(RECORDS FOR THIS EXERCISE Opens)
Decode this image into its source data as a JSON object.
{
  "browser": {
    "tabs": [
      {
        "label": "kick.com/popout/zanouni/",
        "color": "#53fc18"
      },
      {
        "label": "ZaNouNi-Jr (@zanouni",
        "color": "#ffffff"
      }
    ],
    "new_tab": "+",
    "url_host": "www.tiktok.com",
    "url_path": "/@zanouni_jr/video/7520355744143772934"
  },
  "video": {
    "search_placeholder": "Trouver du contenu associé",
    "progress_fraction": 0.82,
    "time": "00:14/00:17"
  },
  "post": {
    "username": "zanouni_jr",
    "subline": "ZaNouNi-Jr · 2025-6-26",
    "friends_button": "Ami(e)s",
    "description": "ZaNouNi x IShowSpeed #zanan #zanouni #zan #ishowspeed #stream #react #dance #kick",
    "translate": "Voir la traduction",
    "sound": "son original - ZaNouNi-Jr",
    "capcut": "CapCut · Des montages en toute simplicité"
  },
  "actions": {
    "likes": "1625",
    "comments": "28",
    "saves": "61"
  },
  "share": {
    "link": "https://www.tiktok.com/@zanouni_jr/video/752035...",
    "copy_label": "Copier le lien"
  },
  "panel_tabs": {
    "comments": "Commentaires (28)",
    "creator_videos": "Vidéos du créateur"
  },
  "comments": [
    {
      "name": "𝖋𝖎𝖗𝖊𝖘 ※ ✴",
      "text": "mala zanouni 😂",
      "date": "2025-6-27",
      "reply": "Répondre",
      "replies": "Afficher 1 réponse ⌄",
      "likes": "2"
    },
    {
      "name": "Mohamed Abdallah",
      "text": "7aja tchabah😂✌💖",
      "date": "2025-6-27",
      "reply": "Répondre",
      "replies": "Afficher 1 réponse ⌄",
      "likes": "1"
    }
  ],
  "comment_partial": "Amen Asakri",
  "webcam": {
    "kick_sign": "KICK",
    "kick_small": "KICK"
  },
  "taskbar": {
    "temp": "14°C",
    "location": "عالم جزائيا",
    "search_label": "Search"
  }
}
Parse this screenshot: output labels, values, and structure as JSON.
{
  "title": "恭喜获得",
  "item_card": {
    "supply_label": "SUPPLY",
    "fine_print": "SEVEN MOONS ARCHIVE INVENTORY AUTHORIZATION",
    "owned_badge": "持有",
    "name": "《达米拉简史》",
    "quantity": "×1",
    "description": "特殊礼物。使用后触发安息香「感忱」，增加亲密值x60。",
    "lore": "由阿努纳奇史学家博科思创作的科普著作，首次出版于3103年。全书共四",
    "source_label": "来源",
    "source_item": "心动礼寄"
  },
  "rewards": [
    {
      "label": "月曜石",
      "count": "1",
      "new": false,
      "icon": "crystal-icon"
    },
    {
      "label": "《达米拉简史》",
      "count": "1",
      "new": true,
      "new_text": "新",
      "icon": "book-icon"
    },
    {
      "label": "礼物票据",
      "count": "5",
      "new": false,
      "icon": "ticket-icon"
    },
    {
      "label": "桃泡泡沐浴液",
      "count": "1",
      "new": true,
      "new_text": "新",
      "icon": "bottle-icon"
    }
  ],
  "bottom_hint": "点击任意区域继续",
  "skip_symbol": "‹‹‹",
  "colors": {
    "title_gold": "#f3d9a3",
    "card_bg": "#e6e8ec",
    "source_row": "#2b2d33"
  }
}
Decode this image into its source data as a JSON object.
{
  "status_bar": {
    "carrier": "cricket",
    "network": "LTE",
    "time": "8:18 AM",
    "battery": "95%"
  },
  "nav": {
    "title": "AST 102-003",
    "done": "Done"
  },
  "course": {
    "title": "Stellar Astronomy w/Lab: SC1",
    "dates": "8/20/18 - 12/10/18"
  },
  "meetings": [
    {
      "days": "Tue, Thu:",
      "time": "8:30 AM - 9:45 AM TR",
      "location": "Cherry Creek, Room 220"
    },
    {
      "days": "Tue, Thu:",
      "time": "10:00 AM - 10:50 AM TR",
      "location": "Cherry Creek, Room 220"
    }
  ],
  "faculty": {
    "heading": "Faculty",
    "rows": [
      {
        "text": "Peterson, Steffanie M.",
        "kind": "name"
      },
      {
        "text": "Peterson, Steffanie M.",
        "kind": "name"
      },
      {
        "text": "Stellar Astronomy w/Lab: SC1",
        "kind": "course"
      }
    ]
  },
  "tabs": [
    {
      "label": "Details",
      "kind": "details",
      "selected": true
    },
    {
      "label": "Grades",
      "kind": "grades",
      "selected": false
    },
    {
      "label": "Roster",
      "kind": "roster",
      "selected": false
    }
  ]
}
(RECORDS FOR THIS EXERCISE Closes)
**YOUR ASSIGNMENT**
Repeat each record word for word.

**SOLUTION FOR THIS TASK**
Decode this image into its source data as a JSON object.
{
  "browser": {
    "tabs": [
      {
        "label": "kick.com/popout/zanouni/",
        "color": "#53fc18"
      },
      {
        "label": "ZaNouNi-Jr (@zanouni",
        "color": "#ffffff"
      }
    ],
    "new_tab": "+",
    "url_host": "www.tiktok.com",
    "url_path": "/@zanouni_jr/video/7520355744143772934"
  },
  "video": {
    "search_placeholder": "Trouver du contenu associé",
    "progress_fraction": 0.82,
    "time": "00:14/00:17"
  },
  "post": {
    "username": "zanouni_jr",
    "subline": "ZaNouNi-Jr · 2025-6-26",
    "friends_button": "Ami(e)s",
    "description": "ZaNouNi x IShowSpeed #zanan #zanouni #zan #ishowspeed #stream #react #dance #kick",
    "translate": "Voir la traduction",
    "sound": "son original - ZaNouNi-Jr",
    "capcut": "CapCut · Des montages en toute simplicité"
  },
  "actions": {
    "likes": "1625",
    "comments": "28",
    "saves": "61"
  },
  "share": {
    "link": "https://www.tiktok.com/@zanouni_jr/video/752035...",
    "copy_label": "Copier le lien"
  },
  "panel_tabs": {
    "comments": "Commentaires (28)",
    "creator_videos": "Vidéos du créateur"
  },
  "comments": [
    {
      "name": "𝖋𝖎𝖗𝖊𝖘 ※ ✴",
      "text": "mala zanouni 😂",
      "date": "2025-6-27",
      "reply": "Répondre",
      "replies": "Afficher 1 réponse ⌄",
      "likes": "2"
    },
    {
      "name": "Mohamed Abdallah",
      "text": "7aja tchabah😂✌💖",
      "date": "2025-6-27",
      "reply": "Répondre",
      "replies": "Afficher 1 réponse ⌄",
      "likes": "1"
    }
  ],
  "comment_partial": "Amen Asakri",
  "webcam": {
    "kick_sign": "KICK",
    "kick_small": "KICK"
  },
  "taskbar": {
    "temp": "14°C",
    "location": "عالم جزائيا",
    "search_label": "Search"
  }
}
Parse this screenshot: output labels, values, and structure as JSON.
{
  "title": "恭喜获得",
  "item_card": {
    "supply_label": "SUPPLY",
    "fine_print": "SEVEN MOONS ARCHIVE INVENTORY AUTHORIZATION",
    "owned_badge": "持有",
    "name": "《达米拉简史》",
    "quantity": "×1",
    "description": "特殊礼物。使用后触发安息香「感忱」，增加亲密值x60。",
    "lore": "由阿努纳奇史学家博科思创作的科普著作，首次出版于3103年。全书共四",
    "source_label": "来源",
    "source_item": "心动礼寄"
  },
  "rewards": [
    {
      "label": "月曜石",
      "count": "1",
      "new": false,
      "icon": "crystal-icon"
    },
    {
      "label": "《达米拉简史》",
      "count": "1",
      "new": true,
      "new_text": "新",
      "icon": "book-icon"
    },
    {
      "label": "礼物票据",
      "count": "5",
      "new": false,
      "icon": "ticket-icon"
    },
    {
      "label": "桃泡泡沐浴液",
      "count": "1",
      "new": true,
      "new_text": "新",
      "icon": "bottle-icon"
    }
  ],
  "bottom_hint": "点击任意区域继续",
  "skip_symbol": "‹‹‹",
  "colors": {
    "title_gold": "#f3d9a3",
    "card_bg": "#e6e8ec",
    "source_row": "#2b2d33"
  }
}
Decode this image into its source data as a JSON object.
{
  "status_bar": {
    "carrier": "cricket",
    "network": "LTE",
    "time": "8:18 AM",
    "battery": "95%"
  },
  "nav": {
    "title": "AST 102-003",
    "done": "Done"
  },
  "course": {
    "title": "Stellar Astronomy w/Lab: SC1",
    "dates": "8/20/18 - 12/10/18"
  },
  "meetings": [
    {
      "days": "Tue, Thu:",
      "time": "8:30 AM - 9:45 AM TR",
      "location": "Cherry Creek, Room 220"
    },
    {
      "days": "Tue, Thu:",
      "time": "10:00 AM - 10:50 AM TR",
      "location": "Cherry Creek, Room 220"
    }
  ],
  "faculty": {
    "heading": "Faculty",
    "rows": [
      {
        "text": "Peterson, Steffanie M.",
        "kind": "name"
      },
      {
        "text": "Peterson, Steffanie M.",
        "kind": "name"
      },
      {
        "text": "Stellar Astronomy w/Lab: SC1",
        "kind": "course"
      }
    ]
  },
  "tabs": [
    {
      "label": "Details",
      "kind": "details",
      "selected": true
    },
    {
      "label": "Grades",
      "kind": "grades",
      "selected": false
    },
    {
      "label": "Roster",
      "kind": "roster",
      "selected": false
    }
  ]
}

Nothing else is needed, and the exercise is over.